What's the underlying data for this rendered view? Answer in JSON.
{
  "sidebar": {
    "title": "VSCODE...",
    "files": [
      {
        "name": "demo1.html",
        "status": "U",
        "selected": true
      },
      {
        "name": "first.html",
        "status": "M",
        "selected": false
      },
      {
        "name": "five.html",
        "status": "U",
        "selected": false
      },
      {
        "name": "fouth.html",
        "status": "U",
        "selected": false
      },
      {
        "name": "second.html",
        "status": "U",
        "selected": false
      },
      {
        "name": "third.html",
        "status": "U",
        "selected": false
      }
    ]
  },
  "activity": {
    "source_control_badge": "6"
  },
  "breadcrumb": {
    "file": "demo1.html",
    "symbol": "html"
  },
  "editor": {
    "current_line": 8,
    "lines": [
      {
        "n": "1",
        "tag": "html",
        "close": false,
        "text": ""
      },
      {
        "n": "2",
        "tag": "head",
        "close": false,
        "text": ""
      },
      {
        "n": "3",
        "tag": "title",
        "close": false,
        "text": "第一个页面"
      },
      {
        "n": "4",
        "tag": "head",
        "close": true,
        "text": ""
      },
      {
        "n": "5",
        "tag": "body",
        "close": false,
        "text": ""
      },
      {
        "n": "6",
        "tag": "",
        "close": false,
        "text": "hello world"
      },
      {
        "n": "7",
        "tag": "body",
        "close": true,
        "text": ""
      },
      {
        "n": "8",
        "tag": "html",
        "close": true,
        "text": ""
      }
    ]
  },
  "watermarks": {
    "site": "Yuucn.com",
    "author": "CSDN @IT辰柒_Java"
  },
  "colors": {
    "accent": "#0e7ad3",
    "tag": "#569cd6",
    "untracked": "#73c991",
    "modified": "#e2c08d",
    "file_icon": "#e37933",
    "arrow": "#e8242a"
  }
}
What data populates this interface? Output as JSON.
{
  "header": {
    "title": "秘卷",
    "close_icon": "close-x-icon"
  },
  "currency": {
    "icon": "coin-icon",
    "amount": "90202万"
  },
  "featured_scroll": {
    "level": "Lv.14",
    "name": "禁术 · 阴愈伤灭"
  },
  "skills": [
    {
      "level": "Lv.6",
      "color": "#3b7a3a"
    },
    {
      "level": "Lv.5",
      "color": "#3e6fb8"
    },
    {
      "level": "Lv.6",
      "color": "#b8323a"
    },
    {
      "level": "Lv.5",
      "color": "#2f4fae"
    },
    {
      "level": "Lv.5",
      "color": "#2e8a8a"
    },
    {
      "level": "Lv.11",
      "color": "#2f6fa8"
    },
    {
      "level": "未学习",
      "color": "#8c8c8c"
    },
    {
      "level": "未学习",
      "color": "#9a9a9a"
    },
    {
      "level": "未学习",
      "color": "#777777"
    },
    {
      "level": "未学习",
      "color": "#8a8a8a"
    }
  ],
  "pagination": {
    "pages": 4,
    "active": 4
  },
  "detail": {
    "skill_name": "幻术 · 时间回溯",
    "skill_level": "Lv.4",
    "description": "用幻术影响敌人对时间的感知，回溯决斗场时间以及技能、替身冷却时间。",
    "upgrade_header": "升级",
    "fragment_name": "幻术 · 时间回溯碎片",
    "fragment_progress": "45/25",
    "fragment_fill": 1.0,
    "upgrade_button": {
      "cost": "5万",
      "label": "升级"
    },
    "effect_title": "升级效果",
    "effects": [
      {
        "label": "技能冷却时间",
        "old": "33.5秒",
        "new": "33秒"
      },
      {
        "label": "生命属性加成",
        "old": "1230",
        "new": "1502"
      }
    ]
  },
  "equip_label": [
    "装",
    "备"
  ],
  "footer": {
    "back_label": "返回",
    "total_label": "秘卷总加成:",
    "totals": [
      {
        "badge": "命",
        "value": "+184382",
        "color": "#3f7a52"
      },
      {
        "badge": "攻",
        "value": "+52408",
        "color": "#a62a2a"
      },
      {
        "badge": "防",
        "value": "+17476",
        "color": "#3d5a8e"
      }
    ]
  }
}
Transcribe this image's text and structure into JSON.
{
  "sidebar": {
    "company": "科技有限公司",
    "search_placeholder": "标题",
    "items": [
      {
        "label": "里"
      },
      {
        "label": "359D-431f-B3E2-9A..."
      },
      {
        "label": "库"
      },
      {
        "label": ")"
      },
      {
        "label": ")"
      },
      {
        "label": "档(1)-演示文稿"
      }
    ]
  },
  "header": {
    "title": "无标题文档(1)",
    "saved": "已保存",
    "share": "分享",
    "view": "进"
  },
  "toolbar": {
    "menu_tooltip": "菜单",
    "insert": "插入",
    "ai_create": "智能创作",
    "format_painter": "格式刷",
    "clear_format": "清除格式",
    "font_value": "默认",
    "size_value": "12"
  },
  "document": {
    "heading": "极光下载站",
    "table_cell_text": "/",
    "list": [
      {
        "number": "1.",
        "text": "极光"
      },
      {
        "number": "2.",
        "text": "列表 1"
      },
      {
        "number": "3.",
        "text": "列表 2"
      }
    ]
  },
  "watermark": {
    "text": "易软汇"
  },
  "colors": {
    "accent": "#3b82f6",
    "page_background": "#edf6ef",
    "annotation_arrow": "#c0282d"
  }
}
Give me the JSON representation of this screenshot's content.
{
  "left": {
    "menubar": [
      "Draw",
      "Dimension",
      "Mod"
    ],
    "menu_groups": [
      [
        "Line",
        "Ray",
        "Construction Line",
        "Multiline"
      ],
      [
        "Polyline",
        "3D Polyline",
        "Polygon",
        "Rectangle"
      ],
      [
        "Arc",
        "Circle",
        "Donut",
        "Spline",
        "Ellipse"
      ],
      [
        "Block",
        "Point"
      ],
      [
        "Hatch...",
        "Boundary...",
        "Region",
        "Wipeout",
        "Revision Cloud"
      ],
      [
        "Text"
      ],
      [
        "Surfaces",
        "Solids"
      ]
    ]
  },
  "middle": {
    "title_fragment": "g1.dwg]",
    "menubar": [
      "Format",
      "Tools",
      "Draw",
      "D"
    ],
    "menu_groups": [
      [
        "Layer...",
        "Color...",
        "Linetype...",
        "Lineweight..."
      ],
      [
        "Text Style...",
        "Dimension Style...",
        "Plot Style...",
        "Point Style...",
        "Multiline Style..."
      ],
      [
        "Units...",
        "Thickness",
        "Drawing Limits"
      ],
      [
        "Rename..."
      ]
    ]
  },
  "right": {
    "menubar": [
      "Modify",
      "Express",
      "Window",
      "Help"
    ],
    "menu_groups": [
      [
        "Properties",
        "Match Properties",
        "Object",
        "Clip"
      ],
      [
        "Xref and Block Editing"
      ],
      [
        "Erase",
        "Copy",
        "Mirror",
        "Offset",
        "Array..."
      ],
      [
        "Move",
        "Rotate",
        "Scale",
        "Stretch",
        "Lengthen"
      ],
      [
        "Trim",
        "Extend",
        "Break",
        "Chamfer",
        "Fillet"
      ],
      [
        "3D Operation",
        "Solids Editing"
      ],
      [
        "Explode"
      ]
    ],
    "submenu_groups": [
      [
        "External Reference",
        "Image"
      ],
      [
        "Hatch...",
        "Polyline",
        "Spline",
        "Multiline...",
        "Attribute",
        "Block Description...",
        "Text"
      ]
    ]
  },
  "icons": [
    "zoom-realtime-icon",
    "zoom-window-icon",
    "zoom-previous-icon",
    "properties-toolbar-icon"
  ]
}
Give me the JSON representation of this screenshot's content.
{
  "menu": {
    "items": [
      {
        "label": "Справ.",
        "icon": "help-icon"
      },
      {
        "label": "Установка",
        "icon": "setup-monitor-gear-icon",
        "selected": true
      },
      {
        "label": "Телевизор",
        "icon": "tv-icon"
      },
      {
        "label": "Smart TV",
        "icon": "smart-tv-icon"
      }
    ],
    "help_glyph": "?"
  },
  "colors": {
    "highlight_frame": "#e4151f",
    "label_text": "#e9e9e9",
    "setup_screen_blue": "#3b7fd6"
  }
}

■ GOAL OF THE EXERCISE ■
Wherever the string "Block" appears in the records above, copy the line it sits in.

■ SOLUTION ■
        "Block",
        "Xref and Block Editing"
        "Block Description...",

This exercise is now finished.